▶ EXERCISE GOAL
Select the lines below containing the word "placeholder".

======== RECORD EXTRACTS

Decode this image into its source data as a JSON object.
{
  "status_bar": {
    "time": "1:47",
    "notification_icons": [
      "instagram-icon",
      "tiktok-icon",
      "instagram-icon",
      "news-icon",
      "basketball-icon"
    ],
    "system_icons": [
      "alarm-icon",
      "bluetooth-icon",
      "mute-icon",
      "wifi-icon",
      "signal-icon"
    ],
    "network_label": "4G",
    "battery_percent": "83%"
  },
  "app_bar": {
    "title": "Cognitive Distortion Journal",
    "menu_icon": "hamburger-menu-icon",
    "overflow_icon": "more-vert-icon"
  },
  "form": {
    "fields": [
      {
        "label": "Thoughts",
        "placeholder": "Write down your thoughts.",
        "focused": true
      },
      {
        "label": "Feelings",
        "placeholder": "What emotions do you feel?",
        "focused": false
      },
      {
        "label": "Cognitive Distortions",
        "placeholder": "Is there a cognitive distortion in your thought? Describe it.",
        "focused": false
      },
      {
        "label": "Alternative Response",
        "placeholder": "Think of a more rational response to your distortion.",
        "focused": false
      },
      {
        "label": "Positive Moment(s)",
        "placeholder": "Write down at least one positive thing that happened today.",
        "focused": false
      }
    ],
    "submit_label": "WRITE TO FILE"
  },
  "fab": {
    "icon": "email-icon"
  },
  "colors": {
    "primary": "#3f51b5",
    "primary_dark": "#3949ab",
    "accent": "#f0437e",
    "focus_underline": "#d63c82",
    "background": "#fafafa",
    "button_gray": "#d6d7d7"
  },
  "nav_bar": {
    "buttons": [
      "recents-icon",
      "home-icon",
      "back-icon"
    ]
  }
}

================

▶ RESPONSE AREA
        "placeholder": "Write down your thoughts.",
        "placeholder": "What emotions do you feel?",
        "placeholder": "Is there a cognitive distortion in your thought? Describe it.",
        "placeholder": "Think of a more rational response to your distortion.",
        "placeholder": "Write down at least one positive thing that happened today.",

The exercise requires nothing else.